- _DATA IN THIS EXERCISE_:
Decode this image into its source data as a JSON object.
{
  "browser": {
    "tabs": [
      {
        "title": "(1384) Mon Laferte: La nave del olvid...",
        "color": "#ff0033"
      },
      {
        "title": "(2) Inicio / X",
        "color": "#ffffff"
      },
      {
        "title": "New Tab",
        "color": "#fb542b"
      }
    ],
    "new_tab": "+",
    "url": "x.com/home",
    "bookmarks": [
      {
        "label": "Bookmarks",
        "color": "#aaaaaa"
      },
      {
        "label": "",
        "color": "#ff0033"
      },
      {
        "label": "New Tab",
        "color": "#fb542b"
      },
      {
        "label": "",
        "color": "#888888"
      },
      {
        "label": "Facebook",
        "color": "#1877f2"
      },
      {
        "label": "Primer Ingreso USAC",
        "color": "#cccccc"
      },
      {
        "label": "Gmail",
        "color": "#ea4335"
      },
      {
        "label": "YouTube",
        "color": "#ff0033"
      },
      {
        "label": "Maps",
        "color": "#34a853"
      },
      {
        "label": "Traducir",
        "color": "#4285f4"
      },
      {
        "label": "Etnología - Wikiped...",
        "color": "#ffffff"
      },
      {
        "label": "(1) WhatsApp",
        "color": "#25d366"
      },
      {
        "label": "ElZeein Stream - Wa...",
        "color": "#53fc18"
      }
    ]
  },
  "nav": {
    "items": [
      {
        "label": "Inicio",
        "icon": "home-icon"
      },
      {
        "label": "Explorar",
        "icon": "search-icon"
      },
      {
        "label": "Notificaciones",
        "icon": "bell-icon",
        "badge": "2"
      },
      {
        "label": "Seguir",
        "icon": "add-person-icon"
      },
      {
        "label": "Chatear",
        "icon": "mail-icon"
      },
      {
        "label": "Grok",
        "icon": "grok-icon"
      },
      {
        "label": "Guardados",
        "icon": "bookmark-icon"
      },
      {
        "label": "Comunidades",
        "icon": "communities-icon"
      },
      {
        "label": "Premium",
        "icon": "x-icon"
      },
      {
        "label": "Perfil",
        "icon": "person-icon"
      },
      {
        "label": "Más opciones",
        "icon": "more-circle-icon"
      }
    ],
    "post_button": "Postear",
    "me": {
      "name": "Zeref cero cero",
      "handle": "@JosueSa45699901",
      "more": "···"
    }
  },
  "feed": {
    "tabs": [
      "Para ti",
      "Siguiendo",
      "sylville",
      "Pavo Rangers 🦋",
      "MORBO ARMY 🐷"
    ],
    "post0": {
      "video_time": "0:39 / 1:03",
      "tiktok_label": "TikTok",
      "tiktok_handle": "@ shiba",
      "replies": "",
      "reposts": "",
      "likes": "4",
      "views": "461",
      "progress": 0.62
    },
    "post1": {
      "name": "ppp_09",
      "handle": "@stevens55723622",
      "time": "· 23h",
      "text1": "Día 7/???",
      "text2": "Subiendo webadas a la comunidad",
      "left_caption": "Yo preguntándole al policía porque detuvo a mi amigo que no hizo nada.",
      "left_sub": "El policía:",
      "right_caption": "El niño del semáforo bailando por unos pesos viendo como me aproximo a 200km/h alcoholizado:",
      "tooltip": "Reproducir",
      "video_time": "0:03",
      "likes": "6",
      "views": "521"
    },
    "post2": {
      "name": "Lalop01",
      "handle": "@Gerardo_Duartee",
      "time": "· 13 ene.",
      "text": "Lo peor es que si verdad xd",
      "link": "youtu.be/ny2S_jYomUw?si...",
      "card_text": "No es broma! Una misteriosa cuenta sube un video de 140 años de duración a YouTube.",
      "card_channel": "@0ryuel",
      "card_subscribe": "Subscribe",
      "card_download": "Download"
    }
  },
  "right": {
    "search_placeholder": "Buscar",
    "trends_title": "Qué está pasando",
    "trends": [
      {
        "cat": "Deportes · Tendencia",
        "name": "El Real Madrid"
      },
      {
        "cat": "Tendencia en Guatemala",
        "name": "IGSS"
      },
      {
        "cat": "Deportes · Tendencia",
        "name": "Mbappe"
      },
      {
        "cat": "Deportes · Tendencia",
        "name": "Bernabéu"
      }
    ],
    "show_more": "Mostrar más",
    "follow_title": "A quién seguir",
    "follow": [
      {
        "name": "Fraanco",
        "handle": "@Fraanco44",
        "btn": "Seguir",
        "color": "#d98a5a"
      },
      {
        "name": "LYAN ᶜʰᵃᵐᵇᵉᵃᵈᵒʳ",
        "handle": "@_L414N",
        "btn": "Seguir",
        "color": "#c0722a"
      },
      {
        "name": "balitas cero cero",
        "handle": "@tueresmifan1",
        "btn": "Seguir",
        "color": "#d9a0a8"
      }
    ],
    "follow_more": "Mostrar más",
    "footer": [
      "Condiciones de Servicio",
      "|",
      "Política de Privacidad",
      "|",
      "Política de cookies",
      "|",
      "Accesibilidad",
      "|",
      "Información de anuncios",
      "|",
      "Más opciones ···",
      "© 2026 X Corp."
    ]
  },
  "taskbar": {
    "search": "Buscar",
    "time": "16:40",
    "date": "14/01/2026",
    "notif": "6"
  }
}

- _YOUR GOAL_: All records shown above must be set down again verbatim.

- _REPLY TO THE EXERCISE_:
Decode this image into its source data as a JSON object.
{
  "browser": {
    "tabs": [
      {
        "title": "(1384) Mon Laferte: La nave del olvid...",
        "color": "#ff0033"
      },
      {
        "title": "(2) Inicio / X",
        "color": "#ffffff"
      },
      {
        "title": "New Tab",
        "color": "#fb542b"
      }
    ],
    "new_tab": "+",
    "url": "x.com/home",
    "bookmarks": [
      {
        "label": "Bookmarks",
        "color": "#aaaaaa"
      },
      {
        "label": "",
        "color": "#ff0033"
      },
      {
        "label": "New Tab",
        "color": "#fb542b"
      },
      {
        "label": "",
        "color": "#888888"
      },
      {
        "label": "Facebook",
        "color": "#1877f2"
      },
      {
        "label": "Primer Ingreso USAC",
        "color": "#cccccc"
      },
      {
        "label": "Gmail",
        "color": "#ea4335"
      },
      {
        "label": "YouTube",
        "color": "#ff0033"
      },
      {
        "label": "Maps",
        "color": "#34a853"
      },
      {
        "label": "Traducir",
        "color": "#4285f4"
      },
      {
        "label": "Etnología - Wikiped...",
        "color": "#ffffff"
      },
      {
        "label": "(1) WhatsApp",
        "color": "#25d366"
      },
      {
        "label": "ElZeein Stream - Wa...",
        "color": "#53fc18"
      }
    ]
  },
  "nav": {
    "items": [
      {
        "label": "Inicio",
        "icon": "home-icon"
      },
      {
        "label": "Explorar",
        "icon": "search-icon"
      },
      {
        "label": "Notificaciones",
        "icon": "bell-icon",
        "badge": "2"
      },
      {
        "label": "Seguir",
        "icon": "add-person-icon"
      },
      {
        "label": "Chatear",
        "icon": "mail-icon"
      },
      {
        "label": "Grok",
        "icon": "grok-icon"
      },
      {
        "label": "Guardados",
        "icon": "bookmark-icon"
      },
      {
        "label": "Comunidades",
        "icon": "communities-icon"
      },
      {
        "label": "Premium",
        "icon": "x-icon"
      },
      {
        "label": "Perfil",
        "icon": "person-icon"
      },
      {
        "label": "Más opciones",
        "icon": "more-circle-icon"
      }
    ],
    "post_button": "Postear",
    "me": {
      "name": "Zeref cero cero",
      "handle": "@JosueSa45699901",
      "more": "···"
    }
  },
  "feed": {
    "tabs": [
      "Para ti",
      "Siguiendo",
      "sylville",
      "Pavo Rangers 🦋",
      "MORBO ARMY 🐷"
    ],
    "post0": {
      "video_time": "0:39 / 1:03",
      "tiktok_label": "TikTok",
      "tiktok_handle": "@ shiba",
      "replies": "",
      "reposts": "",
      "likes": "4",
      "views": "461",
      "progress": 0.62
    },
    "post1": {
      "name": "ppp_09",
      "handle": "@stevens55723622",
      "time": "· 23h",
      "text1": "Día 7/???",
      "text2": "Subiendo webadas a la comunidad",
      "left_caption": "Yo preguntándole al policía porque detuvo a mi amigo que no hizo nada.",
      "left_sub": "El policía:",
      "right_caption": "El niño del semáforo bailando por unos pesos viendo como me aproximo a 200km/h alcoholizado:",
      "tooltip": "Reproducir",
      "video_time": "0:03",
      "likes": "6",
      "views": "521"
    },
    "post2": {
      "name": "Lalop01",
      "handle": "@Gerardo_Duartee",
      "time": "· 13 ene.",
      "text": "Lo peor es que si verdad xd",
      "link": "youtu.be/ny2S_jYomUw?si...",
      "card_text": "No es broma! Una misteriosa cuenta sube un video de 140 años de duración a YouTube.",
      "card_channel": "@0ryuel",
      "card_subscribe": "Subscribe",
      "card_download": "Download"
    }
  },
  "right": {
    "search_placeholder": "Buscar",
    "trends_title": "Qué está pasando",
    "trends": [
      {
        "cat": "Deportes · Tendencia",
        "name": "El Real Madrid"
      },
      {
        "cat": "Tendencia en Guatemala",
        "name": "IGSS"
      },
      {
        "cat": "Deportes · Tendencia",
        "name": "Mbappe"
      },
      {
        "cat": "Deportes · Tendencia",
        "name": "Bernabéu"
      }
    ],
    "show_more": "Mostrar más",
    "follow_title": "A quién seguir",
    "follow": [
      {
        "name": "Fraanco",
        "handle": "@Fraanco44",
        "btn": "Seguir",
        "color": "#d98a5a"
      },
      {
        "name": "LYAN ᶜʰᵃᵐᵇᵉᵃᵈᵒʳ",
        "handle": "@_L414N",
        "btn": "Seguir",
        "color": "#c0722a"
      },
      {
        "name": "balitas cero cero",
        "handle": "@tueresmifan1",
        "btn": "Seguir",
        "color": "#d9a0a8"
      }
    ],
    "follow_more": "Mostrar más",
    "footer": [
      "Condiciones de Servicio",
      "|",
      "Política de Privacidad",
      "|",
      "Política de cookies",
      "|",
      "Accesibilidad",
      "|",
      "Información de anuncios",
      "|",
      "Más opciones ···",
      "© 2026 X Corp."
    ]
  },
  "taskbar": {
    "search": "Buscar",
    "time": "16:40",
    "date": "14/01/2026",
    "notif": "6"
  }
}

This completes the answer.